▶ _Problem details_
Ignoring the pictures, repeat every entry below exactly as it appears.

--- Material to process Enclosed Below ---

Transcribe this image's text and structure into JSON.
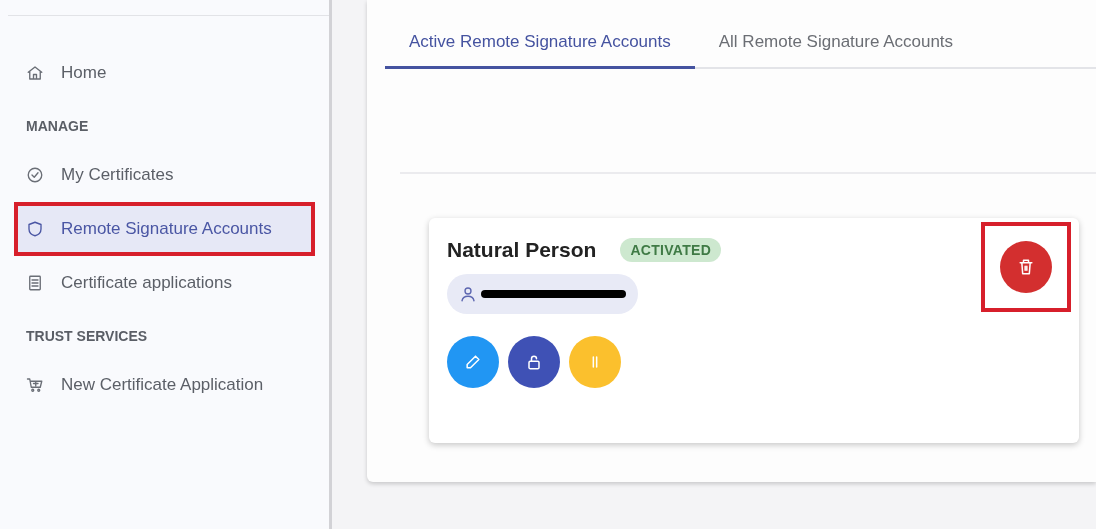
{
  "sidebar": {
    "items": [
      {
        "kind": "link",
        "label": "Home",
        "selected": false,
        "highlighted": false
      },
      {
        "kind": "heading",
        "label": "MANAGE"
      },
      {
        "kind": "link",
        "label": "My Certificates",
        "selected": false,
        "highlighted": false
      },
      {
        "kind": "link",
        "label": "Remote Signature Accounts",
        "selected": true,
        "highlighted": true
      },
      {
        "kind": "link",
        "label": "Certificate applications",
        "selected": false,
        "highlighted": false
      },
      {
        "kind": "heading",
        "label": "TRUST SERVICES"
      },
      {
        "kind": "link",
        "label": "New Certificate Application",
        "selected": false,
        "highlighted": false
      }
    ]
  },
  "tabs": [
    {
      "label": "Active Remote Signature Accounts",
      "selected": true
    },
    {
      "label": "All Remote Signature Accounts",
      "selected": false
    }
  ],
  "card": {
    "title": "Natural Person",
    "status": "ACTIVATED",
    "user_chip": {
      "redacted": true
    },
    "delete_button": {
      "highlighted": true
    },
    "actions": [
      {
        "color": "#2196f3"
      },
      {
        "color": "#3f51b5"
      },
      {
        "color": "#fbc02d"
      }
    ]
  }
}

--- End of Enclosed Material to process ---

▶ _Finished task_
Transcribe this image's text and structure into JSON.
{
  "sidebar": {
    "items": [
      {
        "kind": "link",
        "label": "Home",
        "selected": false,
        "highlighted": false
      },
      {
        "kind": "heading",
        "label": "MANAGE"
      },
      {
        "kind": "link",
        "label": "My Certificates",
        "selected": false,
        "highlighted": false
      },
      {
        "kind": "link",
        "label": "Remote Signature Accounts",
        "selected": true,
        "highlighted": true
      },
      {
        "kind": "link",
        "label": "Certificate applications",
        "selected": false,
        "highlighted": false
      },
      {
        "kind": "heading",
        "label": "TRUST SERVICES"
      },
      {
        "kind": "link",
        "label": "New Certificate Application",
        "selected": false,
        "highlighted": false
      }
    ]
  },
  "tabs": [
    {
      "label": "Active Remote Signature Accounts",
      "selected": true
    },
    {
      "label": "All Remote Signature Accounts",
      "selected": false
    }
  ],
  "card": {
    "title": "Natural Person",
    "status": "ACTIVATED",
    "user_chip": {
      "redacted": true
    },
    "delete_button": {
      "highlighted": true
    },
    "actions": [
      {
        "color": "#2196f3"
      },
      {
        "color": "#3f51b5"
      },
      {
        "color": "#fbc02d"
      }
    ]
  }
}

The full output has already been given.